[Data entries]
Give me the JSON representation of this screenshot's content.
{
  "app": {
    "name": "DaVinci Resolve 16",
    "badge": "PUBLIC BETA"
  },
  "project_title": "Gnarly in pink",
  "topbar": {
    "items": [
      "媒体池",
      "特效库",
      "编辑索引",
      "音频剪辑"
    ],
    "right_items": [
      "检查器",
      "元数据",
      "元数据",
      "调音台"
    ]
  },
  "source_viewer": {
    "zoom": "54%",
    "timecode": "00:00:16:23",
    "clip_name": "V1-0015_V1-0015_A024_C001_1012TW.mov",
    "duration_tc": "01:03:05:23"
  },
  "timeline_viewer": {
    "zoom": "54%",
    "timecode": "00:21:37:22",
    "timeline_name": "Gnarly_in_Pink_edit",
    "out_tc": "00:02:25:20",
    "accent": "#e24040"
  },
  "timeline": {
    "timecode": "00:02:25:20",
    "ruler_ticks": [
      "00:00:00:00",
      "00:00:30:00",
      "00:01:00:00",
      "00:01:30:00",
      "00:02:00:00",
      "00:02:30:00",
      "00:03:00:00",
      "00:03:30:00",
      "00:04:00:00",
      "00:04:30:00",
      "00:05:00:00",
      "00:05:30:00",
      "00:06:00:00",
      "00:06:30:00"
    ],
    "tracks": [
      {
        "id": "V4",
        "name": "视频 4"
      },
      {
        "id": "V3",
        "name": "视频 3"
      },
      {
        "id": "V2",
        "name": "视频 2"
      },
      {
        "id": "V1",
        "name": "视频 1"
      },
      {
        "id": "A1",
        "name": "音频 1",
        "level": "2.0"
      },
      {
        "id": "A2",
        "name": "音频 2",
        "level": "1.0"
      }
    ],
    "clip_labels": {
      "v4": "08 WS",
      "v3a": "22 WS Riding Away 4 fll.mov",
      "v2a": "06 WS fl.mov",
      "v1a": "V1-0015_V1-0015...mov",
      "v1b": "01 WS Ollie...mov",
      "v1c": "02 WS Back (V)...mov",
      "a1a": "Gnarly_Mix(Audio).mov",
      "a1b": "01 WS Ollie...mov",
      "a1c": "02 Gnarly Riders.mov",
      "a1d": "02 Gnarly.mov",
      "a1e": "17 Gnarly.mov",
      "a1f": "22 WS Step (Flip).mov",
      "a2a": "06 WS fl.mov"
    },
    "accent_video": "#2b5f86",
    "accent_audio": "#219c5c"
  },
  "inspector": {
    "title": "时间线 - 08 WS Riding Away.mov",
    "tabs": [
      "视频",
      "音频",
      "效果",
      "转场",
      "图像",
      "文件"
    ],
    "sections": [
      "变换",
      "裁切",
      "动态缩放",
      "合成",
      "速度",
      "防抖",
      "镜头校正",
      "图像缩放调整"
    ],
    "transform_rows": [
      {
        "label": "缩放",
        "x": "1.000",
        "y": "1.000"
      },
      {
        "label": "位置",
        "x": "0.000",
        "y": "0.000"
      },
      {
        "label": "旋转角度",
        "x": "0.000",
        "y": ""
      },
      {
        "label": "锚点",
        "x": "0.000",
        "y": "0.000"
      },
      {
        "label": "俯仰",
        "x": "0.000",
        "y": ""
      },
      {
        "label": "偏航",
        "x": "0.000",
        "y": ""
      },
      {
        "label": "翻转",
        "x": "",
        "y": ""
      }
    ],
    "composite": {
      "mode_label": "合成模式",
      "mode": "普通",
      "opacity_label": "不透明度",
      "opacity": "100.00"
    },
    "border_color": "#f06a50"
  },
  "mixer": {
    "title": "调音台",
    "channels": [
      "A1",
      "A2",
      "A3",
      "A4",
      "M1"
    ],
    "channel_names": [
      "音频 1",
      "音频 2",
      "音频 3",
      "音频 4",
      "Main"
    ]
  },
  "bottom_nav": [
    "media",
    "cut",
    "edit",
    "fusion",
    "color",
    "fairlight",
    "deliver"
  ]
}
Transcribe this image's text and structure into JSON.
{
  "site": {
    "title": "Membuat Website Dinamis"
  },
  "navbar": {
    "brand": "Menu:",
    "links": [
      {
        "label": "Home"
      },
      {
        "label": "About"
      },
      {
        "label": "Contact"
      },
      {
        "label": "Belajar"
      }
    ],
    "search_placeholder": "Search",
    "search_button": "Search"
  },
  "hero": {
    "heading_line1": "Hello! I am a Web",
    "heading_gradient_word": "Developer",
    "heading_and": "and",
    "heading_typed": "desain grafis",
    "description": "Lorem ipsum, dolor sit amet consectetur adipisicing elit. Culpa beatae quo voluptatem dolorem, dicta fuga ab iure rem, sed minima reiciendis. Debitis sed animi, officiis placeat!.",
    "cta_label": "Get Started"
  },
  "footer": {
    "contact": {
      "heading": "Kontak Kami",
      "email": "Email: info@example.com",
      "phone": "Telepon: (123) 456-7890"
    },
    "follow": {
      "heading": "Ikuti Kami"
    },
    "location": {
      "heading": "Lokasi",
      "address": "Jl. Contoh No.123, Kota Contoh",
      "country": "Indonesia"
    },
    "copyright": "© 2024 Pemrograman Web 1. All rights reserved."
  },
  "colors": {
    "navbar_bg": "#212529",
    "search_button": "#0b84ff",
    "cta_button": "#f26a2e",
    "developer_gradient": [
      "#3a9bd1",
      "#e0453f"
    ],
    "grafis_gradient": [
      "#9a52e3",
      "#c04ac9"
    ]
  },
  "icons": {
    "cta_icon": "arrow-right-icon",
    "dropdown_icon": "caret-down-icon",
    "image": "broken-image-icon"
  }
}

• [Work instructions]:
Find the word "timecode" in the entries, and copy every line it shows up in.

• [Response to the task]:
    "timecode": "00:00:16:23",
    "timecode": "00:21:37:22",
    "timecode": "00:02:25:20",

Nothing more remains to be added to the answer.